(Data extracts begins)

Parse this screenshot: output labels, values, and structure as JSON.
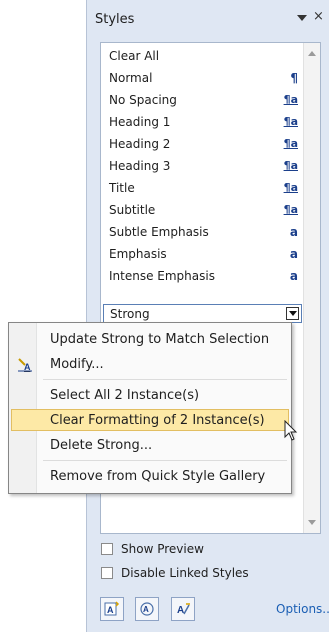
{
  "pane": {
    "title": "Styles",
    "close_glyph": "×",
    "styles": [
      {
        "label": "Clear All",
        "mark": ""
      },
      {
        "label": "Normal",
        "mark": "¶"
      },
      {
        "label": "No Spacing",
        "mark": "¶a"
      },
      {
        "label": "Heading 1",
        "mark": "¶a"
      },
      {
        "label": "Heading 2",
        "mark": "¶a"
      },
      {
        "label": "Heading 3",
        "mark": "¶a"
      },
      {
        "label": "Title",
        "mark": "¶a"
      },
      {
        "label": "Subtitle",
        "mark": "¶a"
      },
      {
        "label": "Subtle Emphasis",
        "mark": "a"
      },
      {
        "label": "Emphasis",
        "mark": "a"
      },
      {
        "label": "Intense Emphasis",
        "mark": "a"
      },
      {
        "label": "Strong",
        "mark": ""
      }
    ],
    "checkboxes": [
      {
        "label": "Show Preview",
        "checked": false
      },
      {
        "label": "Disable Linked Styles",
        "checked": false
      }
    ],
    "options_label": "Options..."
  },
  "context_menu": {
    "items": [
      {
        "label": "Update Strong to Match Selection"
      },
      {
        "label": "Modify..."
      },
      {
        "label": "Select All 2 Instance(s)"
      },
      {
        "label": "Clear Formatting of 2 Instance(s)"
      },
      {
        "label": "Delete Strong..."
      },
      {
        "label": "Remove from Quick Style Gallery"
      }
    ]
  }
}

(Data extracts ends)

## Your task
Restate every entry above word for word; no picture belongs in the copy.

## Answer
Parse this screenshot: output labels, values, and structure as JSON.
{
  "pane": {
    "title": "Styles",
    "close_glyph": "×",
    "styles": [
      {
        "label": "Clear All",
        "mark": ""
      },
      {
        "label": "Normal",
        "mark": "¶"
      },
      {
        "label": "No Spacing",
        "mark": "¶a"
      },
      {
        "label": "Heading 1",
        "mark": "¶a"
      },
      {
        "label": "Heading 2",
        "mark": "¶a"
      },
      {
        "label": "Heading 3",
        "mark": "¶a"
      },
      {
        "label": "Title",
        "mark": "¶a"
      },
      {
        "label": "Subtitle",
        "mark": "¶a"
      },
      {
        "label": "Subtle Emphasis",
        "mark": "a"
      },
      {
        "label": "Emphasis",
        "mark": "a"
      },
      {
        "label": "Intense Emphasis",
        "mark": "a"
      },
      {
        "label": "Strong",
        "mark": ""
      }
    ],
    "checkboxes": [
      {
        "label": "Show Preview",
        "checked": false
      },
      {
        "label": "Disable Linked Styles",
        "checked": false
      }
    ],
    "options_label": "Options..."
  },
  "context_menu": {
    "items": [
      {
        "label": "Update Strong to Match Selection"
      },
      {
        "label": "Modify..."
      },
      {
        "label": "Select All 2 Instance(s)"
      },
      {
        "label": "Clear Formatting of 2 Instance(s)"
      },
      {
        "label": "Delete Strong..."
      },
      {
        "label": "Remove from Quick Style Gallery"
      }
    ]
  }
}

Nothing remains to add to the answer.